Although it’s debatable whether Bradford is even a painter at all, considering most of his work is built through collage, this would not be an interesting debate. What is interesting and important about Bradford’s work is what defines Parlá’s work as well: its emphasis on what Robert Storr calls in his monograph essay the “trenchant groundedness” and “absolute locality” of Bradford’s materials and working process. Both artists transport us to an earlier, more innocent time in the city. Both are attracted to graffiti for its simultaneously public-and-private language, as Bradford observes: “Graffiti is interesting to me because it’s in the public domain but it’s full of secrets, and unless you’re part of that system, you can’t unlock those secrets.” Parlá’s work reminds us that graffiti was about advertising a name and aplace. The question for Bradford, too, has less been one about “methods of representation” writ large than about “repping” for the local, the public, the factual, and the geographical. As he notes in a wide-ranging and entertaining interview with Hamza Walker:
The merchant posters break it down. They always make everything feel urgent and get your attention really fast. I realized I needed to go where I found them. I got it on a pole – where’s the pole? The pole is on the street, but what street is it? The street has a name, and what happened on the street five years ago is different from what’s happening now. The merchant posters were on these fenced empty lots where buildings were burnt down during the ’92 riots.
Bradford is, as both Storr and Bedford observe, a descendant of abstract expressionism who could care less about sublimity or primal forms emerging from the psyche or the collective unconscious – rather, the kind of “abstraction” that concerns him, as Katy Siegel observes, is any situation “that is too complicated for existing categories, for a system of classification that separates things that actually interact.” Much like a city, or a neighborhood.

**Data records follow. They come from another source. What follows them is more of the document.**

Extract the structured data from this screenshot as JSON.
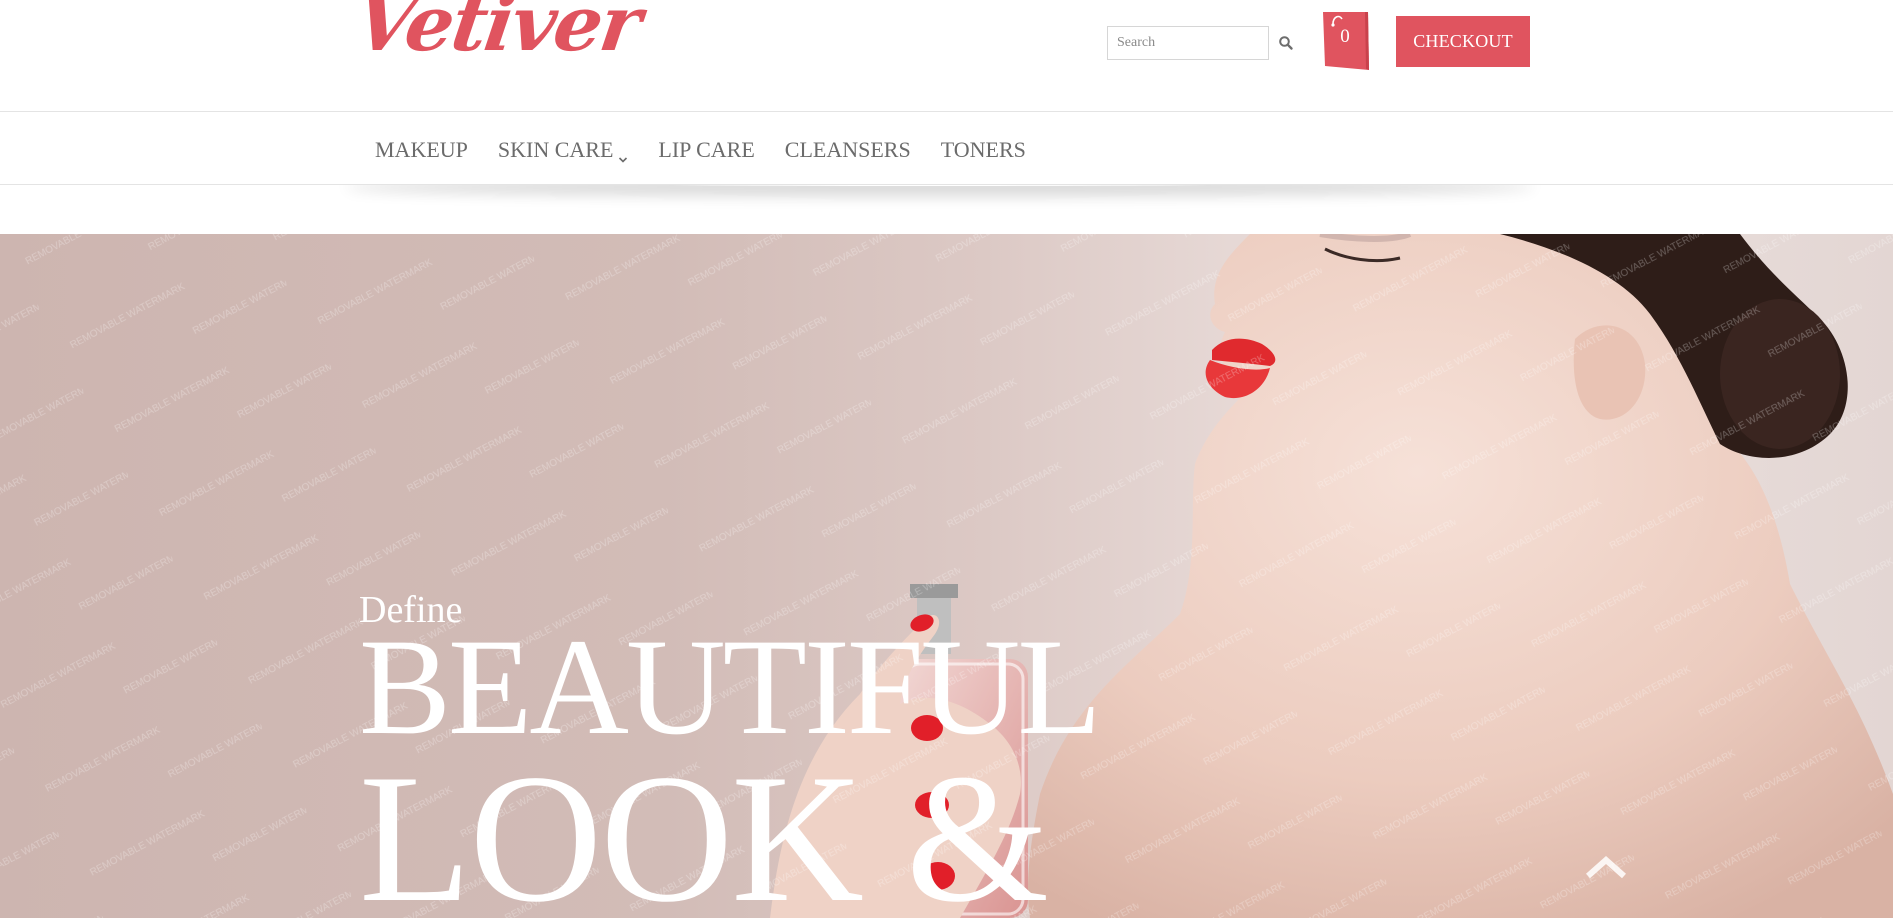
{
  "brand": {
    "logo_text": "Vetiver",
    "accent_color": "#e0545f"
  },
  "header": {
    "search": {
      "placeholder": "Search",
      "value": "",
      "icon": "search-icon"
    },
    "cart": {
      "count": "0",
      "icon": "shopping-bag-icon"
    },
    "checkout_label": "CHECKOUT"
  },
  "nav": {
    "items": [
      {
        "label": "MAKEUP"
      },
      {
        "label": "SKIN CARE",
        "icon": "chevron-down-icon"
      },
      {
        "label": "LIP CARE"
      },
      {
        "label": "CLEANSERS"
      },
      {
        "label": "TONERS"
      }
    ]
  },
  "hero": {
    "kicker": "Define",
    "headline_line1": "BEAUTIFUL",
    "headline_line2": "LOOK &",
    "watermark_text": "REMOVABLE WATERMARK",
    "scroll_top_icon": "chevron-up-icon"
  }
}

Bradford and Parlá collect and transform what to date has defined and sustained our cities, preserving what we often don’t even know we’re losing. What accretes, what accumulates on our walls is there for an instant before it’s papered over, or washed out, or before it crumbles to the ground. In an interview with Carol S. Eliel, Bradford expresses regret that the world of found objects in 1960s New York that was available to artists like Robert Rauschenberg and Jasper Johns is now lost — through obsolescence or “renovation” — to artists like himself. What Bradford and Parlá share is the understanding that these “artifacts” — whether archived on paper, or on canvas, or in the gallery — represent people, places, and entire ways of life that are threatened with disappearance. So they walk the streets, making intelligent choices.